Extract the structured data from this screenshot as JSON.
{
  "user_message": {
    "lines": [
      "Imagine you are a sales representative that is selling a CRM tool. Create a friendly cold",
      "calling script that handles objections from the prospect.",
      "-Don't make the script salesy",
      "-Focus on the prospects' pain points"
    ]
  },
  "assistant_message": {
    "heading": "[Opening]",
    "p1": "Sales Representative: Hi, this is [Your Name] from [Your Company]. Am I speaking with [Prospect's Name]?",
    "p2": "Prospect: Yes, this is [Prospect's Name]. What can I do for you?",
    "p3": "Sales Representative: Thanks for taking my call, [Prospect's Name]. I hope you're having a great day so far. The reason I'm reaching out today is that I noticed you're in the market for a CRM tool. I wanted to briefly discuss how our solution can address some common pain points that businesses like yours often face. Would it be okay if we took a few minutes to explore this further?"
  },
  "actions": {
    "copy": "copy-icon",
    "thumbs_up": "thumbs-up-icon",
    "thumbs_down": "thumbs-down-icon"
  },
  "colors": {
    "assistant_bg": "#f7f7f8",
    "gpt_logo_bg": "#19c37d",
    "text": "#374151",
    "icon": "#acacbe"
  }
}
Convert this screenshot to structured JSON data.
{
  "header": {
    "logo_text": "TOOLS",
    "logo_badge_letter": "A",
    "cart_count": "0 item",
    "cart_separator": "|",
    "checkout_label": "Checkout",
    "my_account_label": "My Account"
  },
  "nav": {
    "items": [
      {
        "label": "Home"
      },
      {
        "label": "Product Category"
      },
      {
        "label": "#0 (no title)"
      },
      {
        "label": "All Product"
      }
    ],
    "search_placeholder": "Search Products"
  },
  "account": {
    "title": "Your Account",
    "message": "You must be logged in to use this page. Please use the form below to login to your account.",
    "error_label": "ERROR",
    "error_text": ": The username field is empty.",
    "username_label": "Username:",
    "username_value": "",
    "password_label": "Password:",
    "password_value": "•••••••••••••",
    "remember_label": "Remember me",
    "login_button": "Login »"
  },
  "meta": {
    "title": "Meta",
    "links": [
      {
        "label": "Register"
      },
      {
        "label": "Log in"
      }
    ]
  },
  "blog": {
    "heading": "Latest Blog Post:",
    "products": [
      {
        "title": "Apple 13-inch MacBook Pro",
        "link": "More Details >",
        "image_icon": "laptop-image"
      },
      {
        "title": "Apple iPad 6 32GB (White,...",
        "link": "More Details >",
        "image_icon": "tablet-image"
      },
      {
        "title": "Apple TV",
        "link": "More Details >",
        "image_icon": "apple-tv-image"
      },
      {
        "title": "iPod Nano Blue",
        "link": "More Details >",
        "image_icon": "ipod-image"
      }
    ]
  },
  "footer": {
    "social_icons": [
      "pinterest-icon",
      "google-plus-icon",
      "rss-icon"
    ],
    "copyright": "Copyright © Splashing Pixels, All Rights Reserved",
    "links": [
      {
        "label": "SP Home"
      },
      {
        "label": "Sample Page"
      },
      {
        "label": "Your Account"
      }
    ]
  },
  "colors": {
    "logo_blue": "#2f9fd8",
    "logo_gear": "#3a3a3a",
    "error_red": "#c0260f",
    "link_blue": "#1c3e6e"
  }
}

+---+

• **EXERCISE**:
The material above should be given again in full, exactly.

• **ANSWER SECTION**:
Extract the structured data from this screenshot as JSON.
{
  "user_message": {
    "lines": [
      "Imagine you are a sales representative that is selling a CRM tool. Create a friendly cold",
      "calling script that handles objections from the prospect.",
      "-Don't make the script salesy",
      "-Focus on the prospects' pain points"
    ]
  },
  "assistant_message": {
    "heading": "[Opening]",
    "p1": "Sales Representative: Hi, this is [Your Name] from [Your Company]. Am I speaking with [Prospect's Name]?",
    "p2": "Prospect: Yes, this is [Prospect's Name]. What can I do for you?",
    "p3": "Sales Representative: Thanks for taking my call, [Prospect's Name]. I hope you're having a great day so far. The reason I'm reaching out today is that I noticed you're in the market for a CRM tool. I wanted to briefly discuss how our solution can address some common pain points that businesses like yours often face. Would it be okay if we took a few minutes to explore this further?"
  },
  "actions": {
    "copy": "copy-icon",
    "thumbs_up": "thumbs-up-icon",
    "thumbs_down": "thumbs-down-icon"
  },
  "colors": {
    "assistant_bg": "#f7f7f8",
    "gpt_logo_bg": "#19c37d",
    "text": "#374151",
    "icon": "#acacbe"
  }
}
Convert this screenshot to structured JSON data.
{
  "header": {
    "logo_text": "TOOLS",
    "logo_badge_letter": "A",
    "cart_count": "0 item",
    "cart_separator": "|",
    "checkout_label": "Checkout",
    "my_account_label": "My Account"
  },
  "nav": {
    "items": [
      {
        "label": "Home"
      },
      {
        "label": "Product Category"
      },
      {
        "label": "#0 (no title)"
      },
      {
        "label": "All Product"
      }
    ],
    "search_placeholder": "Search Products"
  },
  "account": {
    "title": "Your Account",
    "message": "You must be logged in to use this page. Please use the form below to login to your account.",
    "error_label": "ERROR",
    "error_text": ": The username field is empty.",
    "username_label": "Username:",
    "username_value": "",
    "password_label": "Password:",
    "password_value": "•••••••••••••",
    "remember_label": "Remember me",
    "login_button": "Login »"
  },
  "meta": {
    "title": "Meta",
    "links": [
      {
        "label": "Register"
      },
      {
        "label": "Log in"
      }
    ]
  },
  "blog": {
    "heading": "Latest Blog Post:",
    "products": [
      {
        "title": "Apple 13-inch MacBook Pro",
        "link": "More Details >",
        "image_icon": "laptop-image"
      },
      {
        "title": "Apple iPad 6 32GB (White,...",
        "link": "More Details >",
        "image_icon": "tablet-image"
      },
      {
        "title": "Apple TV",
        "link": "More Details >",
        "image_icon": "apple-tv-image"
      },
      {
        "title": "iPod Nano Blue",
        "link": "More Details >",
        "image_icon": "ipod-image"
      }
    ]
  },
  "footer": {
    "social_icons": [
      "pinterest-icon",
      "google-plus-icon",
      "rss-icon"
    ],
    "copyright": "Copyright © Splashing Pixels, All Rights Reserved",
    "links": [
      {
        "label": "SP Home"
      },
      {
        "label": "Sample Page"
      },
      {
        "label": "Your Account"
      }
    ]
  },
  "colors": {
    "logo_blue": "#2f9fd8",
    "logo_gear": "#3a3a3a",
    "error_red": "#c0260f",
    "link_blue": "#1c3e6e"
  }
}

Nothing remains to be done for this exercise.